WHAT THE TASK REQUIRES: Please restate the entries verbatim. The copy should hold no pictures.

DATA SHOWN:
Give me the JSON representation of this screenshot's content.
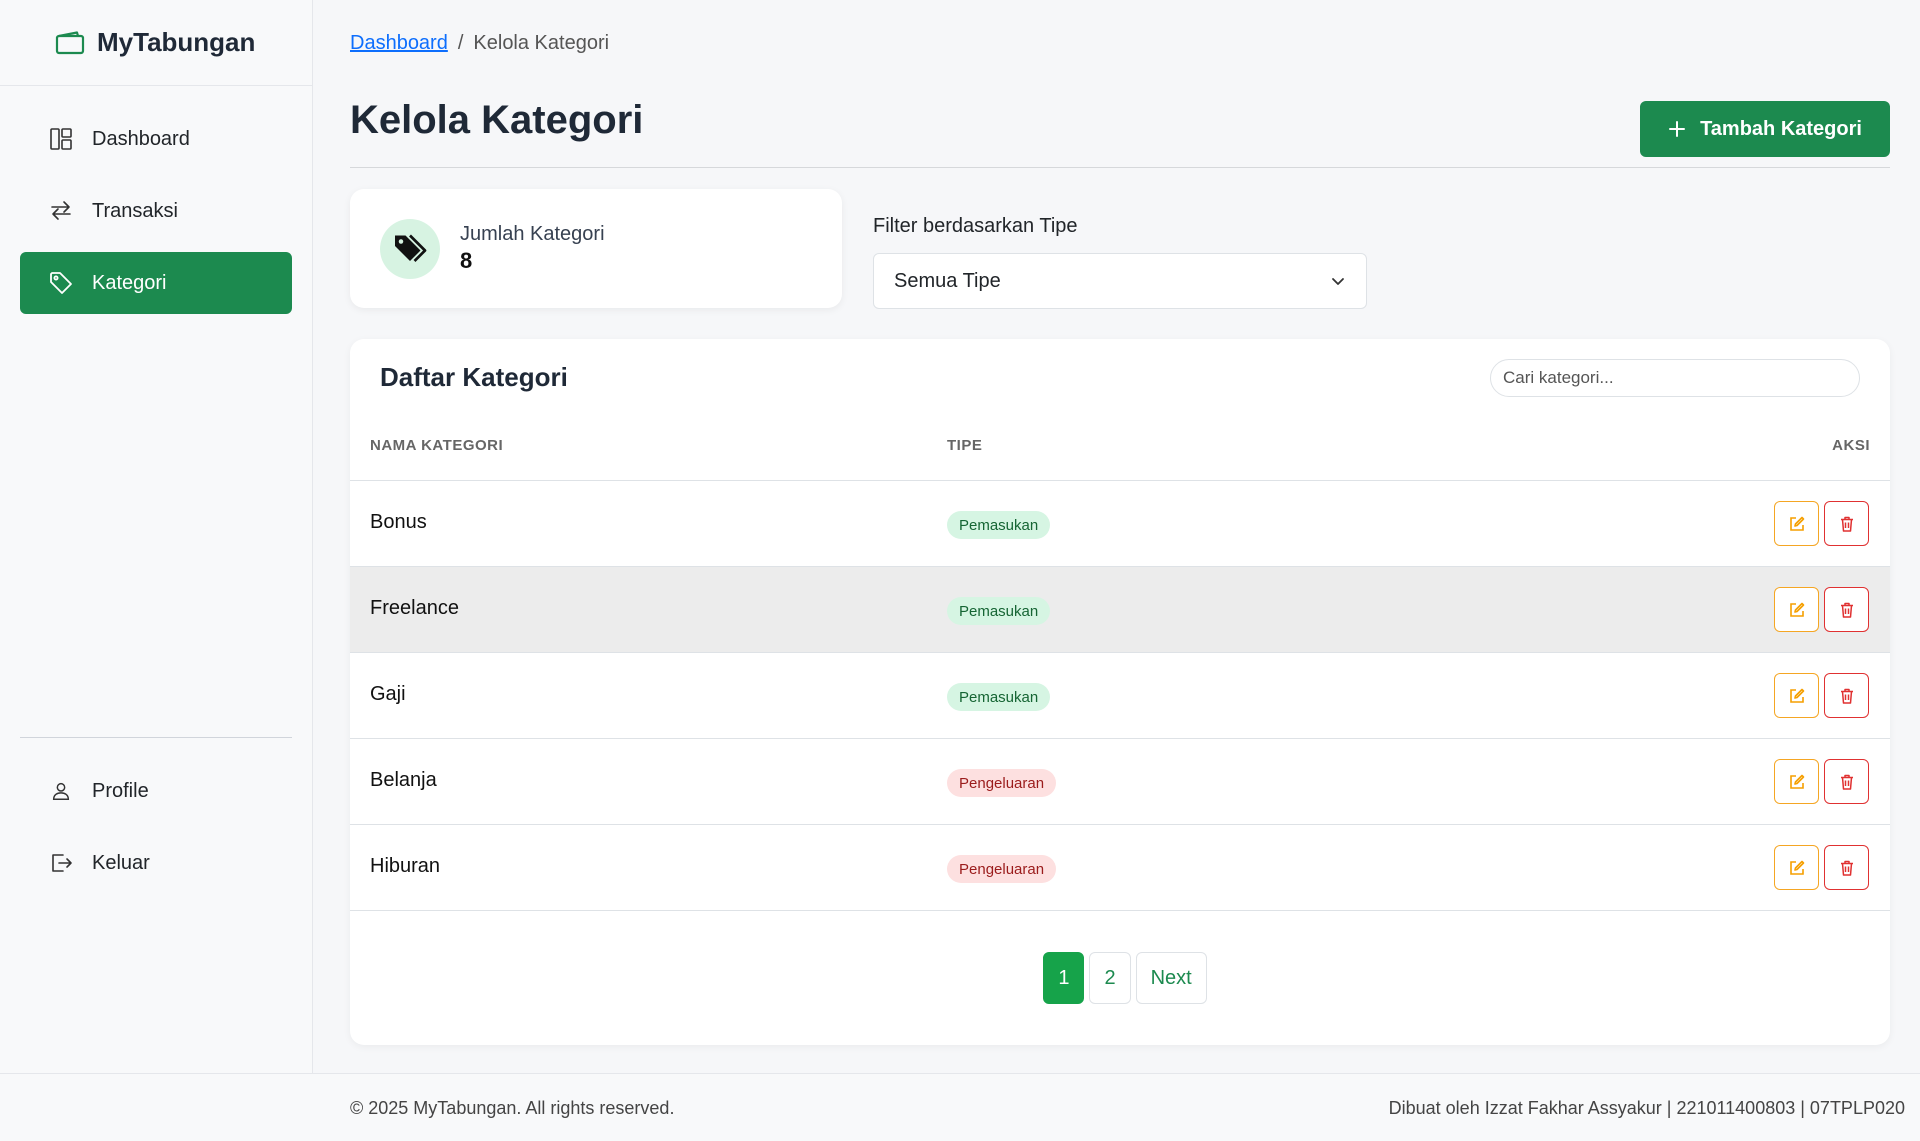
{
  "brand": {
    "name": "MyTabungan",
    "accent": "#1c8a4f"
  },
  "sidebar": {
    "items": [
      {
        "label": "Dashboard",
        "icon": "dashboard-icon"
      },
      {
        "label": "Transaksi",
        "icon": "transfer-arrows-icon"
      },
      {
        "label": "Kategori",
        "icon": "tag-icon",
        "active": true
      }
    ],
    "bottom_items": [
      {
        "label": "Profile",
        "icon": "user-icon"
      },
      {
        "label": "Keluar",
        "icon": "logout-icon"
      }
    ]
  },
  "breadcrumb": {
    "parent": "Dashboard",
    "separator": "/",
    "current": "Kelola Kategori"
  },
  "page": {
    "title": "Kelola Kategori",
    "add_button": "Tambah Kategori"
  },
  "stats": {
    "label": "Jumlah Kategori",
    "value": "8"
  },
  "filter": {
    "label": "Filter berdasarkan Tipe",
    "selected": "Semua Tipe"
  },
  "list": {
    "title": "Daftar Kategori",
    "search_placeholder": "Cari kategori...",
    "columns": {
      "name": "NAMA KATEGORI",
      "type": "TIPE",
      "action": "AKSI"
    },
    "rows": [
      {
        "name": "Bonus",
        "type": "Pemasukan",
        "kind": "in"
      },
      {
        "name": "Freelance",
        "type": "Pemasukan",
        "kind": "in"
      },
      {
        "name": "Gaji",
        "type": "Pemasukan",
        "kind": "in"
      },
      {
        "name": "Belanja",
        "type": "Pengeluaran",
        "kind": "out"
      },
      {
        "name": "Hiburan",
        "type": "Pengeluaran",
        "kind": "out"
      }
    ]
  },
  "pagination": {
    "pages": [
      "1",
      "2"
    ],
    "current": "1",
    "next": "Next"
  },
  "footer": {
    "copyright": "© 2025 MyTabungan. All rights reserved.",
    "credit": "Dibuat oleh Izzat Fakhar Assyakur | 221011400803 | 07TPLP020"
  }
}
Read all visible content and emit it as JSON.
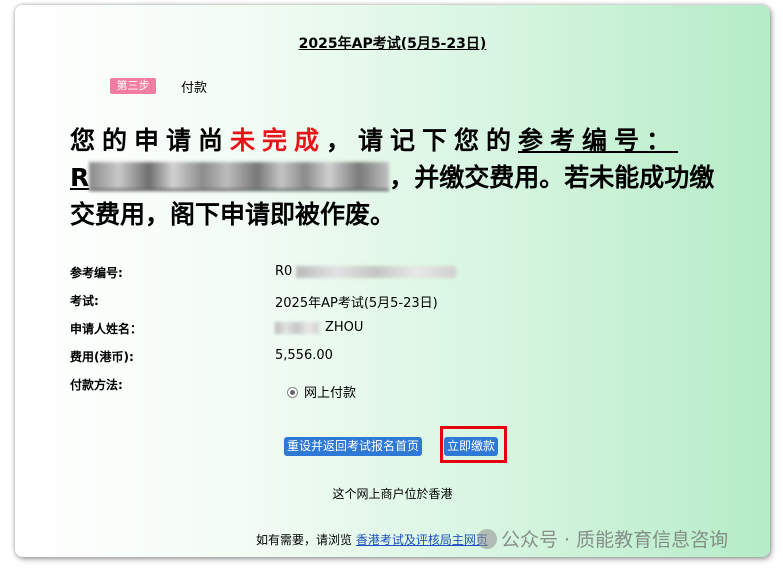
{
  "exam_title": "2025年AP考试(5月5-23日)",
  "step": {
    "badge": "第三步",
    "label": "付款"
  },
  "headline": {
    "part1": "您的申请尚",
    "part2": "未完成",
    "part3": "，请记下您的",
    "part4": "参考编号：",
    "ref_start": "R",
    "part5": "，并缴交费用。若未能成功缴交费用，阁下申请即被作废。"
  },
  "details": {
    "ref_label": "参考编号:",
    "ref_value": "R0",
    "exam_label": "考试:",
    "exam_value": "2025年AP考试(5月5-23日)",
    "name_label": "申请人姓名：",
    "name_value": "ZHOU",
    "fee_label": "费用(港币):",
    "fee_value": "5,556.00",
    "payment_label": "付款方法:",
    "payment_option": "网上付款"
  },
  "buttons": {
    "reset": "重设并返回考试报名首页",
    "pay": "立即缴款"
  },
  "merchant_note": "这个网上商户位於香港",
  "footer": {
    "prefix": "如有需要，请浏览 ",
    "link": "香港考试及评核局主网页"
  },
  "watermark": "公众号 · 质能教育信息咨询"
}
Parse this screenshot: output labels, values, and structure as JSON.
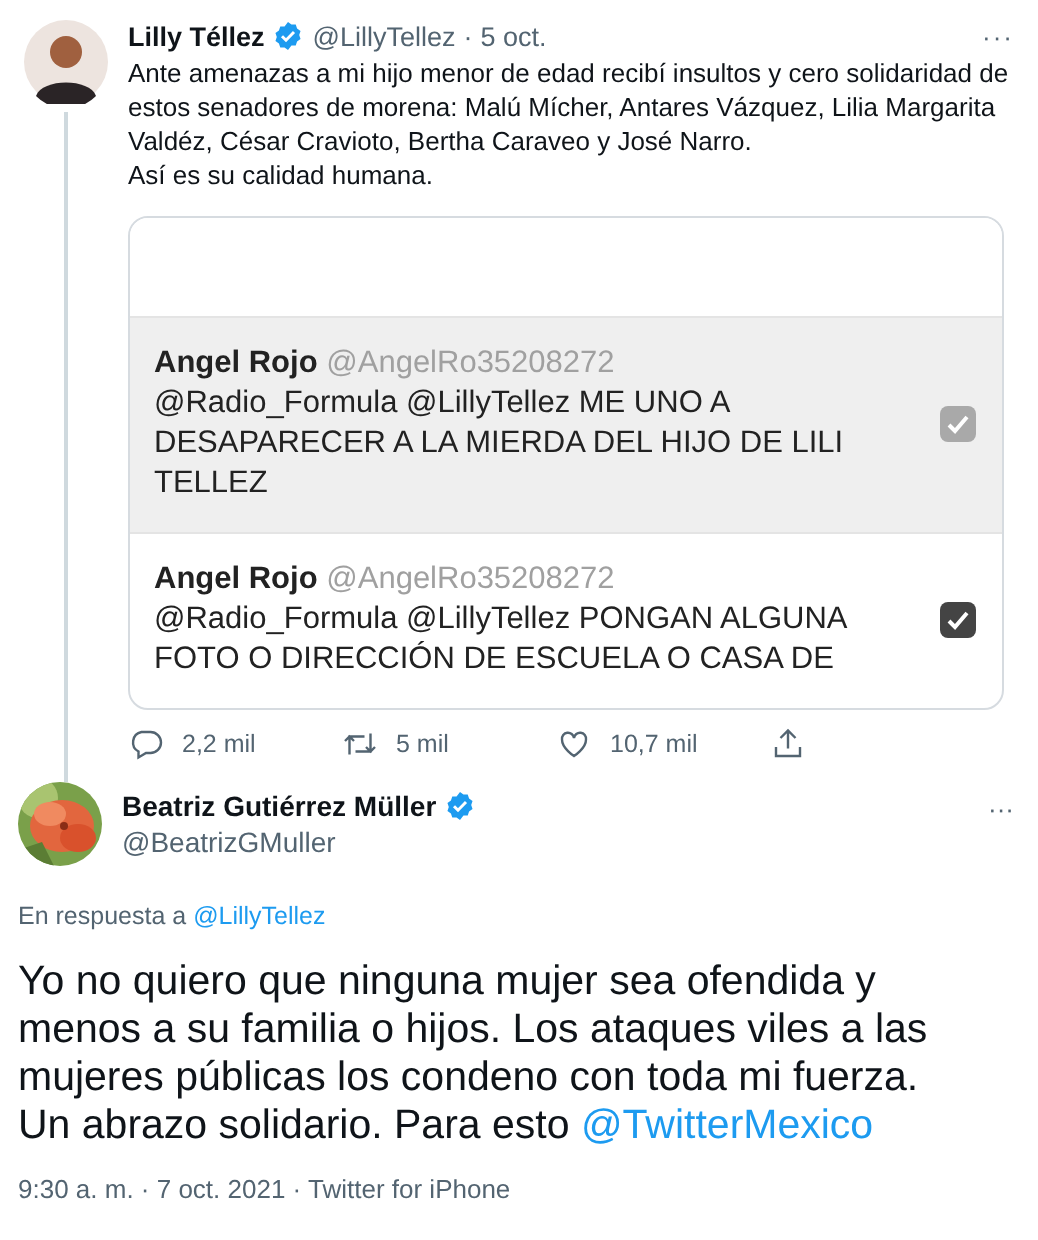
{
  "tweet": {
    "name": "Lilly Téllez",
    "handle": "@LillyTellez",
    "separator": "·",
    "time": "5 oct.",
    "more": "···",
    "text": "Ante amenazas a mi hijo menor de edad recibí insultos y cero solidaridad de estos senadores de morena: Malú Mícher, Antares Vázquez, Lilia Margarita Valdéz, César Cravioto, Bertha Caraveo y José Narro.\nAsí es su calidad humana.",
    "image": {
      "rows": [
        {
          "name": "Angel Rojo",
          "handle": "@AngelRo35208272",
          "text": "@Radio_Formula @LillyTellez ME UNO A DESAPARECER A LA MIERDA DEL HIJO DE LILI TELLEZ",
          "selected": true,
          "kind": "faded"
        },
        {
          "name": "Angel Rojo",
          "handle": "@AngelRo35208272",
          "text": "@Radio_Formula @LillyTellez PONGAN ALGUNA FOTO O DIRECCIÓN DE ESCUELA O CASA DE",
          "selected": false,
          "kind": "dark"
        }
      ]
    },
    "actions": [
      {
        "kind": "reply",
        "count": "2,2 mil"
      },
      {
        "kind": "retweet",
        "count": "5 mil"
      },
      {
        "kind": "like",
        "count": "10,7 mil"
      },
      {
        "kind": "share"
      }
    ]
  },
  "reply": {
    "name": "Beatriz Gutiérrez Müller",
    "handle": "@BeatrizGMuller",
    "more": "···",
    "replying_to": "En respuesta a",
    "replying_link": "@LillyTellez",
    "text": "Yo no quiero que ninguna mujer sea ofendida y menos a su familia o hijos. Los ataques viles a las mujeres públicas los condeno con toda mi fuerza. Un abrazo solidario. Para esto",
    "text_link": "@TwitterMexico",
    "meta": "9:30 a. m. · 7 oct. 2021 · Twitter for iPhone"
  }
}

RESPONSE TO THE TASK:
Give me the JSON representation of this screenshot's content.
{
  "brand": {
    "name": "MyTabungan",
    "accent": "#1c8a4f"
  },
  "sidebar": {
    "items": [
      {
        "label": "Dashboard",
        "icon": "dashboard-icon"
      },
      {
        "label": "Transaksi",
        "icon": "transfer-arrows-icon"
      },
      {
        "label": "Kategori",
        "icon": "tag-icon",
        "active": true
      }
    ],
    "bottom_items": [
      {
        "label": "Profile",
        "icon": "user-icon"
      },
      {
        "label": "Keluar",
        "icon": "logout-icon"
      }
    ]
  },
  "breadcrumb": {
    "parent": "Dashboard",
    "separator": "/",
    "current": "Kelola Kategori"
  },
  "page": {
    "title": "Kelola Kategori",
    "add_button": "Tambah Kategori"
  },
  "stats": {
    "label": "Jumlah Kategori",
    "value": "8"
  },
  "filter": {
    "label": "Filter berdasarkan Tipe",
    "selected": "Semua Tipe"
  },
  "list": {
    "title": "Daftar Kategori",
    "search_placeholder": "Cari kategori...",
    "columns": {
      "name": "NAMA KATEGORI",
      "type": "TIPE",
      "action": "AKSI"
    },
    "rows": [
      {
        "name": "Bonus",
        "type": "Pemasukan",
        "kind": "in"
      },
      {
        "name": "Freelance",
        "type": "Pemasukan",
        "kind": "in"
      },
      {
        "name": "Gaji",
        "type": "Pemasukan",
        "kind": "in"
      },
      {
        "name": "Belanja",
        "type": "Pengeluaran",
        "kind": "out"
      },
      {
        "name": "Hiburan",
        "type": "Pengeluaran",
        "kind": "out"
      }
    ]
  },
  "pagination": {
    "pages": [
      "1",
      "2"
    ],
    "current": "1",
    "next": "Next"
  },
  "footer": {
    "copyright": "© 2025 MyTabungan. All rights reserved.",
    "credit": "Dibuat oleh Izzat Fakhar Assyakur | 221011400803 | 07TPLP020"
  }
}
Read all visible content and emit it as JSON.
{
  "exam_title": "2025年AP考试(5月5-23日)",
  "step": {
    "badge": "第三步",
    "label": "付款"
  },
  "headline": {
    "part1": "您的申请尚",
    "part2": "未完成",
    "part3": "，请记下您的",
    "part4": "参考编号：",
    "ref_start": "R",
    "part5": "，并缴交费用。若未能成功缴交费用，阁下申请即被作废。"
  },
  "details": {
    "ref_label": "参考编号:",
    "ref_value": "R0",
    "exam_label": "考试:",
    "exam_value": "2025年AP考试(5月5-23日)",
    "name_label": "申请人姓名：",
    "name_value": "ZHOU",
    "fee_label": "费用(港币):",
    "fee_value": "5,556.00",
    "payment_label": "付款方法:",
    "payment_option": "网上付款"
  },
  "buttons": {
    "reset": "重设并返回考试报名首页",
    "pay": "立即缴款"
  },
  "merchant_note": "这个网上商户位於香港",
  "footer": {
    "prefix": "如有需要，请浏览 ",
    "link": "香港考试及评核局主网页"
  },
  "watermark": "公众号 · 质能教育信息咨询"
}
Parse this screenshot: output labels, values, and structure as JSON.
{
  "tweet": {
    "name": "Lilly Téllez",
    "handle": "@LillyTellez",
    "separator": "·",
    "time": "5 oct.",
    "more": "···",
    "text": "Ante amenazas a mi hijo menor de edad recibí insultos y cero solidaridad de estos senadores de morena: Malú Mícher, Antares Vázquez, Lilia Margarita Valdéz, César Cravioto, Bertha Caraveo y José Narro.\nAsí es su calidad humana.",
    "image": {
      "rows": [
        {
          "name": "Angel Rojo",
          "handle": "@AngelRo35208272",
          "text": "@Radio_Formula @LillyTellez ME UNO A DESAPARECER A LA MIERDA DEL HIJO DE LILI TELLEZ",
          "selected": true,
          "kind": "faded"
        },
        {
          "name": "Angel Rojo",
          "handle": "@AngelRo35208272",
          "text": "@Radio_Formula @LillyTellez PONGAN ALGUNA FOTO O DIRECCIÓN DE ESCUELA O CASA DE",
          "selected": false,
          "kind": "dark"
        }
      ]
    },
    "actions": [
      {
        "kind": "reply",
        "count": "2,2 mil"
      },
      {
        "kind": "retweet",
        "count": "5 mil"
      },
      {
        "kind": "like",
        "count": "10,7 mil"
      },
      {
        "kind": "share"
      }
    ]
  },
  "reply": {
    "name": "Beatriz Gutiérrez Müller",
    "handle": "@BeatrizGMuller",
    "more": "···",
    "replying_to": "En respuesta a",
    "replying_link": "@LillyTellez",
    "text": "Yo no quiero que ninguna mujer sea ofendida y menos a su familia o hijos. Los ataques viles a las mujeres públicas los condeno con toda mi fuerza. Un abrazo solidario. Para esto",
    "text_link": "@TwitterMexico",
    "meta": "9:30 a. m. · 7 oct. 2021 · Twitter for iPhone"
  }
}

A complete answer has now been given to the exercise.